Tuesday, January 25, 2011

Is it not time to end the schism?

"Is Christ divided?" (1 Corinthians 1:13).

Today concludes the Week of Prayer for Christian Unity which runs from the feast of the Confession of St Peter (or "Chair of Peter") to the Conversion of St Paul. The octave of prayer began in the early 1900s with Franciscans in the Episcopal Church, the Society of the Atonement, who were searching for reconciliation with the See of Peter. They were reconciled in 1909.

This week, I was reflecting on the sermon series I gave over the course of last summer based on the catechism of the Prayer Book. If I were to one day become a Western-rite Orthodox priest or an Anglican-use Roman Catholic priest and want to pull this series out of my old files and deliver it again, I don't believe I would need to change a word of it (at least as far as statements of doctrine go).

I only mention it to point out how close we have come to Christian unity and yet how far away it still seems to be. We have overcome so many obstacles, and yet come up with new ones at the same time. God help his foolish people!

Is Christ divided? No. The truth is rather more bleak--we are divided from Christ. The timing of the octave of prayer reminds that unity is to be found when we return to the confession of Jesus as Lord and pursue unity with the continual conversion that knocked St Paul off his horse.
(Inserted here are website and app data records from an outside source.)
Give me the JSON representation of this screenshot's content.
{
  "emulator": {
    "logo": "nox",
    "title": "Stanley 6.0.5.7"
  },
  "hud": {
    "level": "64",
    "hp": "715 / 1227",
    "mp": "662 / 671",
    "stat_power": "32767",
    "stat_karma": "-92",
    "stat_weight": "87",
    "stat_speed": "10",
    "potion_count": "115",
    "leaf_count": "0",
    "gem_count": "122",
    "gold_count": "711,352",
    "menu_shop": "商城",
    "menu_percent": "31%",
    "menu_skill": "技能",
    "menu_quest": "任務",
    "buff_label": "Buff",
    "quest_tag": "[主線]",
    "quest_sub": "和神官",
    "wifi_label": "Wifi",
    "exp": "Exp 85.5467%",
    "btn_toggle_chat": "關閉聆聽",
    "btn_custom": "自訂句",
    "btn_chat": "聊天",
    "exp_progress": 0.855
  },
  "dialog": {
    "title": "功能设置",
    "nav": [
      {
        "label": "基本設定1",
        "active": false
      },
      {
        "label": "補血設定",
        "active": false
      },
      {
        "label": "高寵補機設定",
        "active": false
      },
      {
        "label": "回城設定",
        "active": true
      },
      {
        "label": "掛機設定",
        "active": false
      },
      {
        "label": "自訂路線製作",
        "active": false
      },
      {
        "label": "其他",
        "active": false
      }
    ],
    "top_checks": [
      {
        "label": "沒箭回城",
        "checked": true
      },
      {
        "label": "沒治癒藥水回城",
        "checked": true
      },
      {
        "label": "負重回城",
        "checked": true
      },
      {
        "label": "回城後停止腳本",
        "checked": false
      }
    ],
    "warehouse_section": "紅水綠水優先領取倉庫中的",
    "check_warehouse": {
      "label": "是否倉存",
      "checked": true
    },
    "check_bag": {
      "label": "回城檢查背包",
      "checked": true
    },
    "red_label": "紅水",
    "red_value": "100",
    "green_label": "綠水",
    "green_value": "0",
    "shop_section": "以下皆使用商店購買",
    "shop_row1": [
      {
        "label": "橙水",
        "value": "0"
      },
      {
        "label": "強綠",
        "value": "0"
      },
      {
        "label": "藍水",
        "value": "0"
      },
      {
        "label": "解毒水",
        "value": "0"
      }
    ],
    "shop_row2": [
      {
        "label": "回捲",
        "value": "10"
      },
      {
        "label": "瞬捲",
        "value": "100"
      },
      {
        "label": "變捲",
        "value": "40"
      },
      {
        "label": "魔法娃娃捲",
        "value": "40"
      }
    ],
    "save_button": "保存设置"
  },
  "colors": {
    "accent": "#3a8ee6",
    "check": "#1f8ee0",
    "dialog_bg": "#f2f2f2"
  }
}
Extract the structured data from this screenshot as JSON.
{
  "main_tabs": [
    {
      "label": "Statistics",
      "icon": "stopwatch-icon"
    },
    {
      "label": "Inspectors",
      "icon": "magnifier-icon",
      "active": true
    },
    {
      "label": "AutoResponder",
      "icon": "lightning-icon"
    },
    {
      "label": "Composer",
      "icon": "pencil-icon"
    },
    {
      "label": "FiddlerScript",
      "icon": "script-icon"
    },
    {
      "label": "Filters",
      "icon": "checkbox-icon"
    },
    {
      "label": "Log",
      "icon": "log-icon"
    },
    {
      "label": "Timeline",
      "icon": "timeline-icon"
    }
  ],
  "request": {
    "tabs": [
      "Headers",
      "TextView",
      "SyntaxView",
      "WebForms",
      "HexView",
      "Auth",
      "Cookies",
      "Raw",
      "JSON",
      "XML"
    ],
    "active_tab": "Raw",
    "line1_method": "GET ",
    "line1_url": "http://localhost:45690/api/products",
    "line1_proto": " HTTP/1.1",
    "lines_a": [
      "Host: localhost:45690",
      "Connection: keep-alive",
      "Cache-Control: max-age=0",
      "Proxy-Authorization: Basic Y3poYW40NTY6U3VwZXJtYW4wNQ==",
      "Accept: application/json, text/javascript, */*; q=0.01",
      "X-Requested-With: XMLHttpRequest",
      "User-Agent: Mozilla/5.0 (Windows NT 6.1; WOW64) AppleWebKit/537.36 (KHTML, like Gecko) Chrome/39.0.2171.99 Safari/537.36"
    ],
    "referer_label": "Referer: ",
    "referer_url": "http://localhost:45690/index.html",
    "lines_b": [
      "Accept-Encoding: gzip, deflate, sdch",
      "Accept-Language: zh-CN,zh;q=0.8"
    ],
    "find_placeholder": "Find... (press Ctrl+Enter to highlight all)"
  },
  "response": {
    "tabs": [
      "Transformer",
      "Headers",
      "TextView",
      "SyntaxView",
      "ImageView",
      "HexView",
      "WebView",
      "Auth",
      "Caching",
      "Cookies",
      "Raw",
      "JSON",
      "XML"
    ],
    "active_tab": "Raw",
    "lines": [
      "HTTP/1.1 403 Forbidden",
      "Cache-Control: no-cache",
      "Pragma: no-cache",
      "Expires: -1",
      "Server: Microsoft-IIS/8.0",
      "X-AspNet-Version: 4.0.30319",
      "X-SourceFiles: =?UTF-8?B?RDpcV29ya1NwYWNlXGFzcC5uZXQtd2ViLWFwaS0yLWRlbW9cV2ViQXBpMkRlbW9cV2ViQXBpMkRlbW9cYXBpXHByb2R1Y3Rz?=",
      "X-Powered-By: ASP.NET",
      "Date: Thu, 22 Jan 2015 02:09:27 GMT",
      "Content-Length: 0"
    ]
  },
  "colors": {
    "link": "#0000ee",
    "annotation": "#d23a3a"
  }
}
It is time for us in the West to labor diligently to end our 450 year schism and for our eastern brethren to end their 1,000 year schism. We cannot do it on our own, but God will not bring it about if we harden our hearts to his will. Let us continue to pray for God's grace to accomplish his will.

"Listen to me, you who pursue righteousness, you who seek the LORD: look to the rock from which you were hewn" (Isaiah 51:1).

A Prayer for the Unity of the Church
O God the Father of our Lord Jesus Christ, our only Savior, the Prince of Peace: Give us grace seriously to lay to heart the great dangers we are in by our unhappy divisions; take away all hatred and prejudice, and whatever else may hinder us from godly union and concord; that, as there is but one Body and one Spirit, one hope of our calling, one Lord, one Faith, one Baptism, one God and Father of us all, so we may be all of one heart and of one soul, united in one holy bond of truth and peace, of faith and charity, and may with one mind and one mouth glorify thee; through Jesus Christ our Lord. Amen.


Anonymous said...

The Orthodox Catholic Church is not in "their schism".

Anastasia Theodoridis said...

Reconciliation is a two-way process. It isn't up to just one of the parties, as your wording implies.